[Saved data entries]
# # # # # # #

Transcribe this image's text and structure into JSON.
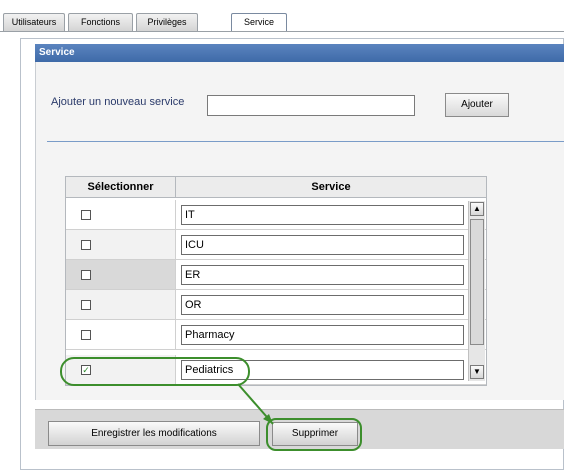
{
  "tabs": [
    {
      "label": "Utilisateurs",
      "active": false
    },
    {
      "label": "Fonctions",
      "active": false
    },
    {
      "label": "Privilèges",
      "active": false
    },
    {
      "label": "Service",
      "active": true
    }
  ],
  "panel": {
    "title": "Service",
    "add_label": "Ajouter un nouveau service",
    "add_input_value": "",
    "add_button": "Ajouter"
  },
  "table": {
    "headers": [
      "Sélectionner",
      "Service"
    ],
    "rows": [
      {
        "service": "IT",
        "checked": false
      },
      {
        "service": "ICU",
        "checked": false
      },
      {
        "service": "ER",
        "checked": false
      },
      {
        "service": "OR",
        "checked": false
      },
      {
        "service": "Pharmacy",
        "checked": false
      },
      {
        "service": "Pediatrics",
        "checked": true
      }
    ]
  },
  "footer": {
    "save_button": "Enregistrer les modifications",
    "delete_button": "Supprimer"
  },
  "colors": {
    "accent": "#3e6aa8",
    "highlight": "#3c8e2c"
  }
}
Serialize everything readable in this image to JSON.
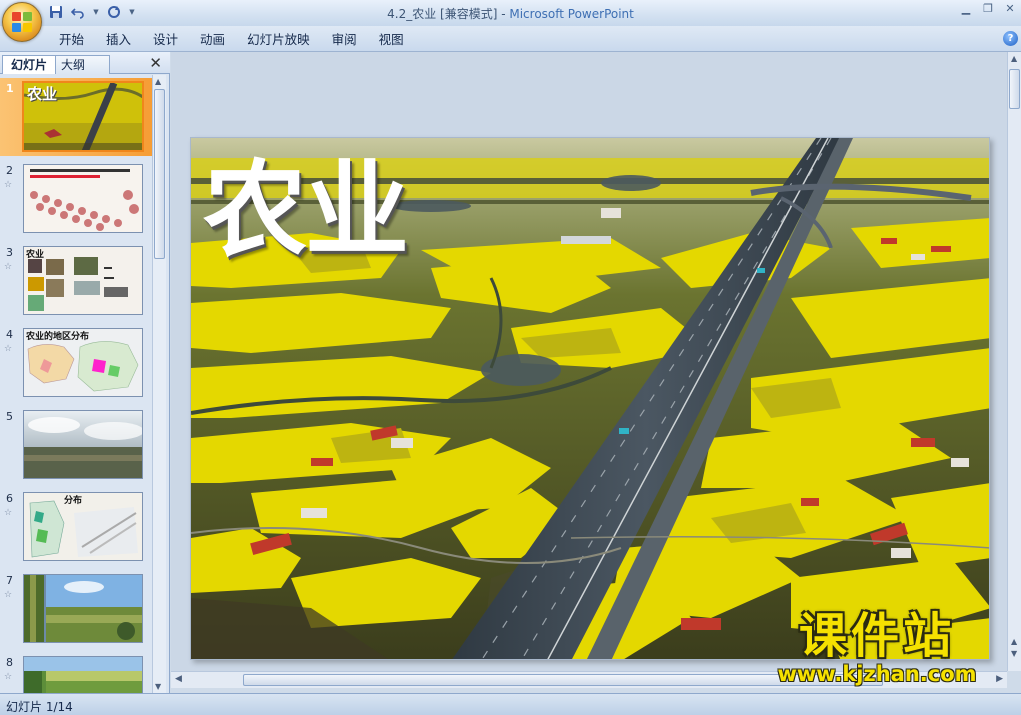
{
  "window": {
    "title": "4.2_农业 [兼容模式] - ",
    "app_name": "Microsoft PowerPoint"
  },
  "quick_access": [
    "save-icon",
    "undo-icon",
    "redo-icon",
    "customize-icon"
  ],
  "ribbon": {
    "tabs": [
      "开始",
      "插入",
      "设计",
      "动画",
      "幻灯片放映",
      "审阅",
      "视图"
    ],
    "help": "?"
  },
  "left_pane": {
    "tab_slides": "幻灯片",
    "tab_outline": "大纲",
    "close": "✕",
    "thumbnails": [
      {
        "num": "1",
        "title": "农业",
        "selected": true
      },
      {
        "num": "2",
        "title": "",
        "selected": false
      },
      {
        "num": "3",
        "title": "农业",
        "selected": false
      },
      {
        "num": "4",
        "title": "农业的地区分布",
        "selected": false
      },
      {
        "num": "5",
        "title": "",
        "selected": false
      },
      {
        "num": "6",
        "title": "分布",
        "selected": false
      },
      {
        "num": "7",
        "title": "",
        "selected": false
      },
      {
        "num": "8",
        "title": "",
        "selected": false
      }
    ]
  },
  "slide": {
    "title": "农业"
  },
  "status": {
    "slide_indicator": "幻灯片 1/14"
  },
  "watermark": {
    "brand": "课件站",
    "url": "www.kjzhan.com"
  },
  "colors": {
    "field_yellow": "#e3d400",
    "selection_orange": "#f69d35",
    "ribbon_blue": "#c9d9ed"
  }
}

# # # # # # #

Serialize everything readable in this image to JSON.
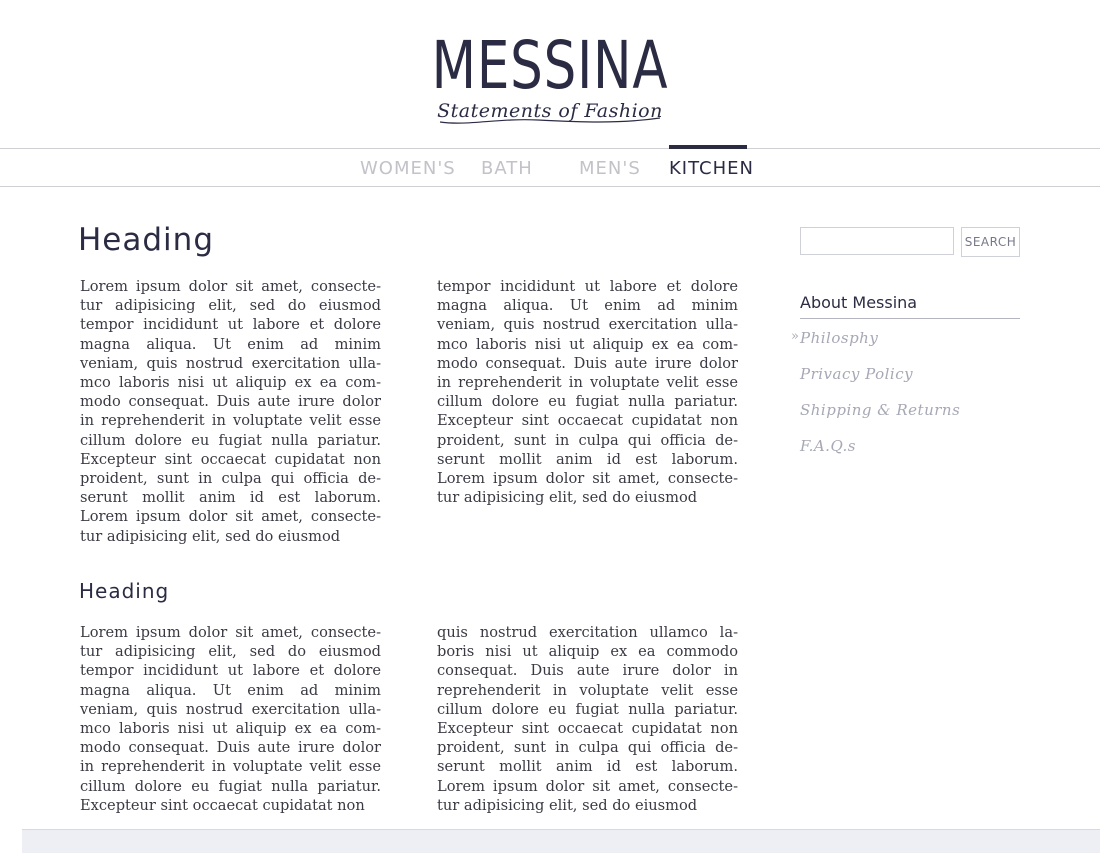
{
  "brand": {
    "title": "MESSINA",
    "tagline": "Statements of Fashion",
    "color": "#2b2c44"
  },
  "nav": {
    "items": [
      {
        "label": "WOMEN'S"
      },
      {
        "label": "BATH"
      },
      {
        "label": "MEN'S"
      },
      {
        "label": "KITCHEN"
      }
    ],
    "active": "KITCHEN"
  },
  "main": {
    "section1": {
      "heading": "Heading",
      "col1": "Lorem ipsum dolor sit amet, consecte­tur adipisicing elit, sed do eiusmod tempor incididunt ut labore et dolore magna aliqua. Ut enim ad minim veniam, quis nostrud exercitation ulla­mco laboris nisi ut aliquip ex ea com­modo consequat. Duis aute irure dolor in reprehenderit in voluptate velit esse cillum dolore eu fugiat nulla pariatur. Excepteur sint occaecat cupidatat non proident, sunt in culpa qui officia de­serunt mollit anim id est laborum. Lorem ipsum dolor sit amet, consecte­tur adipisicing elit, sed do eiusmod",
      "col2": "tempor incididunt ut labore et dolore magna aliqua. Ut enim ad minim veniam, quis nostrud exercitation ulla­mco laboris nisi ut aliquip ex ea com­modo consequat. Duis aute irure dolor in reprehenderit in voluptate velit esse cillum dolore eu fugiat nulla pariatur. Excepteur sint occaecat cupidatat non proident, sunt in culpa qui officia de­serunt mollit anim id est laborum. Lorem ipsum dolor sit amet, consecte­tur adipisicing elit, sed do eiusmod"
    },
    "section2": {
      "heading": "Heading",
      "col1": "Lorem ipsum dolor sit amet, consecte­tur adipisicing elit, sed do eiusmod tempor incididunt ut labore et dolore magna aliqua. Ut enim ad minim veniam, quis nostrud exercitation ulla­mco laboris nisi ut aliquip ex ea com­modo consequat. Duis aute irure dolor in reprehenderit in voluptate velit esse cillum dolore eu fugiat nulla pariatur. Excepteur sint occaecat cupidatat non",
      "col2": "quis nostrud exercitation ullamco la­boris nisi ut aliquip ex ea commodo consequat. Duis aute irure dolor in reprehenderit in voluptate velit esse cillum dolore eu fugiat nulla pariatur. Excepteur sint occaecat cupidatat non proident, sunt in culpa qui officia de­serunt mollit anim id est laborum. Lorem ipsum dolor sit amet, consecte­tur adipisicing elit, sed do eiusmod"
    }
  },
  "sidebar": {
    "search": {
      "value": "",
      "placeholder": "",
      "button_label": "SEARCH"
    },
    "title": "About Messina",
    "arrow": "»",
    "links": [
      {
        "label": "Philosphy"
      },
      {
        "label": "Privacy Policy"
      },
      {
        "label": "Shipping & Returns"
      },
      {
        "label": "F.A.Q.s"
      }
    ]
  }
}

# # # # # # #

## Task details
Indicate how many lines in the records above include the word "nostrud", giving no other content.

## Reply to the task
4